### Task goal
Each line with the string "subtitle" is to be copied from the records below.

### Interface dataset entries
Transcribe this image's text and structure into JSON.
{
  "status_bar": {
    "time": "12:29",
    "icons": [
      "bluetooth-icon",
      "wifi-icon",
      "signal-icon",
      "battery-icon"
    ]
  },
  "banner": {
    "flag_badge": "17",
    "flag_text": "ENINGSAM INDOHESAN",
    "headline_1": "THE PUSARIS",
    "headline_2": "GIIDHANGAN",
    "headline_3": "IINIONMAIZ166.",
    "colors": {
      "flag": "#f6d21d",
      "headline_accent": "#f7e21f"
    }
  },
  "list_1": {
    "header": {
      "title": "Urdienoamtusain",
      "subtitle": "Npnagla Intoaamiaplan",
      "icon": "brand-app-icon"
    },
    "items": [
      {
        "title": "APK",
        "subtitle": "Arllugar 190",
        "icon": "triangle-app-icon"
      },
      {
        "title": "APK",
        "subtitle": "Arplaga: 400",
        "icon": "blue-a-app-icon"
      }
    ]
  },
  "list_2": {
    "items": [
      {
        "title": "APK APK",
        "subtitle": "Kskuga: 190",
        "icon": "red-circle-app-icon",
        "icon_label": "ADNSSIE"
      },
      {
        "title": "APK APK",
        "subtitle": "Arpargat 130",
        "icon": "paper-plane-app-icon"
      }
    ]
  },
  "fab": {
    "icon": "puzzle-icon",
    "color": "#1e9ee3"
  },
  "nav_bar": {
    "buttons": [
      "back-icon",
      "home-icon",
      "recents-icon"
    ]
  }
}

### Response to the task
      "subtitle": "Npnagla Intoaamiaplan",
        "subtitle": "Arllugar 190",
        "subtitle": "Arplaga: 400",
        "subtitle": "Kskuga: 190",
        "subtitle": "Arpargat 130",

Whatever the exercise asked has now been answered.